Choose your own adventure

Anyone ever seen those Choose-Your-Own-Adventure books. Also known as Twist a Plots, Pick a Paths etc. You knwo the ones where you read the story and then it says somethinglike:
To follow the dodgy guy out the back of the pub turn to page 67
To forget about it and have another pint turn to page 245
or something like that.

Can’t find them anywhere.

Brian

I know what you’re talking about. You can order them off Amazon.
But here’s one for you now

The Goosebumps series had regular “horror” stories, but also had a seperate subgenre of choose your own adventure stuff. My advanced kids went bonkers over them. Try Amazon and search for Goosebumps.

[quote=“fredericka bimmel”]
But here’s one for you now[/quote]

This choose-your-own-adventure lacks some of the appeal of the old books. I kept breaking up with my girlfriend because of an alien, or because she was sleeping with her manager…

AARGH… not an adventure, a real life tragedy.

I like the write-your-own books that were nothing but blank pages.

Do you think we could create a Choose Your Own Adventure story about living in Taiwan?
See this: valeriemates.com/interactive_story.html
Example 1: valeriemates.com/cgi-bin/cgi … e/story.pl
Example 2: youralaska.com/cgi-bin/story.cgi

I think you’ll enjoy my beans, beans, the musical fruit page if you can find it…like an idiot, I was so thrilled by writing it, that I forgot to write my name on it as well, but that’s very cool…I should bookmark this page…excellent idea!

Here are a couple good sites about Choose Your Own Adventure-type books:
Demian’s Gamebook Web Page A very nice guide to books that have been published, online books, etc.
Flight from the Dark A nifty online adventure.

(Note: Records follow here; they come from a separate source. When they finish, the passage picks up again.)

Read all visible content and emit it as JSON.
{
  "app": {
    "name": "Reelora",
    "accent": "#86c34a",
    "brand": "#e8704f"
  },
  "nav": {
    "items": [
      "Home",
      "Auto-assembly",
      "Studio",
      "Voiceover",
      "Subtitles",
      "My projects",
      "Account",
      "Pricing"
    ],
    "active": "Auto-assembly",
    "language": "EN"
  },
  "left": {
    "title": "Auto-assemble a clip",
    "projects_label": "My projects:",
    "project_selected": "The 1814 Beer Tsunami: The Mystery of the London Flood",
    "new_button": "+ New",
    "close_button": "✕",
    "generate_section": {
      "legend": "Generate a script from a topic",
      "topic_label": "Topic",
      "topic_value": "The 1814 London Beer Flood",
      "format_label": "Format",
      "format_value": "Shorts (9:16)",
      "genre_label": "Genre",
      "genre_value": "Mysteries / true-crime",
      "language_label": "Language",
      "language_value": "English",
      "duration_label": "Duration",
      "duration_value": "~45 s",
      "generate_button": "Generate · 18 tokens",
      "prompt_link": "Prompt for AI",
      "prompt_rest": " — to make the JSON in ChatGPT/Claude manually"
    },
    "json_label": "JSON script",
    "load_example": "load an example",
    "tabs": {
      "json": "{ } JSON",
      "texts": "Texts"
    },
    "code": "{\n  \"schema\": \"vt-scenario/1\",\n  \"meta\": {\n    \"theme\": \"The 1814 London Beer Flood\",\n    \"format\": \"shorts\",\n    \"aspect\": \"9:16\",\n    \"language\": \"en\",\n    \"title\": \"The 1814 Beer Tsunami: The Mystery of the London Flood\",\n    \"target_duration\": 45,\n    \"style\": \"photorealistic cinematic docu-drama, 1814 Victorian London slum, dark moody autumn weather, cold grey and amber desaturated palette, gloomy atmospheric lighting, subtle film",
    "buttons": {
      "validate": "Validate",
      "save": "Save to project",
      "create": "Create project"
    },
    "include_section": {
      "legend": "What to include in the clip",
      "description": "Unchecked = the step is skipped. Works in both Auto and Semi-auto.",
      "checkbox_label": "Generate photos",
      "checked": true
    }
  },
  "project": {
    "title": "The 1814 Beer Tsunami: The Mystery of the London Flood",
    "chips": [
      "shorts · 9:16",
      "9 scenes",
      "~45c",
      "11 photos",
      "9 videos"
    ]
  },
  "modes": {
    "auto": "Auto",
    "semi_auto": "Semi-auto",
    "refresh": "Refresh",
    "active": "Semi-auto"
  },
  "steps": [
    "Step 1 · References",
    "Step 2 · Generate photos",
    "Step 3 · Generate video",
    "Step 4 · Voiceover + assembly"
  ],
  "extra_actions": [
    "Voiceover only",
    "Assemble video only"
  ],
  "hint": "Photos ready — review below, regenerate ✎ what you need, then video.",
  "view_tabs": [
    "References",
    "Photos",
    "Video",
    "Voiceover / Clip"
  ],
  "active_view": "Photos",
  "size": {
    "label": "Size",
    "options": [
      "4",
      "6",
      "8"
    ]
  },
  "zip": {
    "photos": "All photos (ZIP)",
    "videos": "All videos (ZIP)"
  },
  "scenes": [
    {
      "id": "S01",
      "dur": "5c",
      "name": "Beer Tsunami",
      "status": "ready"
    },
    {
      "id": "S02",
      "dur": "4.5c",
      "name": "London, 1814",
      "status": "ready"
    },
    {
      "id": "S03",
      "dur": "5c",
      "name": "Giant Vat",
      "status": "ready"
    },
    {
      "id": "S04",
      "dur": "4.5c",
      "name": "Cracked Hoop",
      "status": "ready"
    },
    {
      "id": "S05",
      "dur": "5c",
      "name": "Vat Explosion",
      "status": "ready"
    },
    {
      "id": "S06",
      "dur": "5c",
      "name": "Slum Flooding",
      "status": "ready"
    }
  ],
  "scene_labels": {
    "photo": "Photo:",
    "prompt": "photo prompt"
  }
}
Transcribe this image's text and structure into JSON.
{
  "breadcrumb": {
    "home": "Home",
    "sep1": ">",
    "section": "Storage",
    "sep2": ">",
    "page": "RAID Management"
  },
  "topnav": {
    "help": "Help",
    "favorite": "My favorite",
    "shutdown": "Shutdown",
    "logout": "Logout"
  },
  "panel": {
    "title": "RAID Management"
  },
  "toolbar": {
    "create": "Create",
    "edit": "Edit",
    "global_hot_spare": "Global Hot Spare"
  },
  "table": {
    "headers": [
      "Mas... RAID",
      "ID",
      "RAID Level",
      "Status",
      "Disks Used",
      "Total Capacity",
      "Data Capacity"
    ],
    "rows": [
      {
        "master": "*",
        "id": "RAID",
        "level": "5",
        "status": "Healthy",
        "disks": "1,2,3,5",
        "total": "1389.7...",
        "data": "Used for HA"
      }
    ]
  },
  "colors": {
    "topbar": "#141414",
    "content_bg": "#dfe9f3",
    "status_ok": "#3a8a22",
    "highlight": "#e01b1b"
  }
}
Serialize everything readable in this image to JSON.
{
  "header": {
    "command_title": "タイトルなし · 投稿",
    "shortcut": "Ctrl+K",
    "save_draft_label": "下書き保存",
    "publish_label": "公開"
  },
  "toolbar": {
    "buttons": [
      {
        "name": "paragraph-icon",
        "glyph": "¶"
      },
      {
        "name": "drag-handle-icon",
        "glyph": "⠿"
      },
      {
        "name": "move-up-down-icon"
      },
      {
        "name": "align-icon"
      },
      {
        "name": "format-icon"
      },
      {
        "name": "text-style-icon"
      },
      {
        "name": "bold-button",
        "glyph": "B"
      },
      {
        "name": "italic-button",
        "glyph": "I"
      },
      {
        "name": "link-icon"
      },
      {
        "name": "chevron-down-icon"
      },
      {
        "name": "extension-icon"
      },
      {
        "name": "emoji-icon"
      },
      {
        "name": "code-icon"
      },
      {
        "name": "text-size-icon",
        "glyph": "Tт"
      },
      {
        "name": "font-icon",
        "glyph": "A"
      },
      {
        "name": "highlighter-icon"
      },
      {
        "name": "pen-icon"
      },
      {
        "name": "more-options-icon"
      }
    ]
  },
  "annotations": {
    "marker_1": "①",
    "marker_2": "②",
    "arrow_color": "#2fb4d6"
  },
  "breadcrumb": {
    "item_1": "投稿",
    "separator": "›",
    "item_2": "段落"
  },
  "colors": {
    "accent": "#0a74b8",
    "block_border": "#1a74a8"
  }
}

Are you kidding? I am having so much fun writing my own on this website! It begins with a Goldilocks context, but then spins out way out of context. It’s pretty cool.

Start it here:
valeriemates.com/cgi-bin/cgi … &chapter=0

How can you write your own online…The one from Valerie’s page is wa-ay too complicated for me.

I loved these books when I was younger. My older brothers had almost every one of these books and I would always sneak into their room and jack one of the books, read through it and then return it for another one.

Yeah. I had a million or so when I was young.

Actually I think those books would be great for teaching private classes to kids.

Do they sell them at bookstores in the west anymore?

We have stacks of them at school. I think they’re part of the Oxford series for young readers. They range from really basic level to a bit more advanced. The kids seem to enjoy them. All those Oxford books are pretty cool. They’re basic level reading skill-oriented, but they don’t assume that the kids are idiots. They do anything from detective stories to science fiction or easy versions of famous stories. Pretty cool.
I used to like those books too despite the fact that it takes about 10 minutes to read one of them.

[quote=“twonavels”]All those Oxford books are pretty cool. They’re basic level reading skill-oriented, but they don’t assume that the kids are idiots. They do anything from detective stories to science fiction or easy versions of famous stories. Pretty cool.[/quote]The Oxford Bookworms series is very useful. As you say, a low language level without patronising the kids.

I don’t find the choose-your-own-adventure Bookworms ones to be the best written though. It’s hard when there are only 30 sections but I feel that even so they could have done a little better. The best one of these at the beginner level is “Survive!” – the one about a girl whose plane goes down and she’s stranded on a mountain. It’s actually quite tricky to finish that one (I mean tricky in the game sense; not the language used.)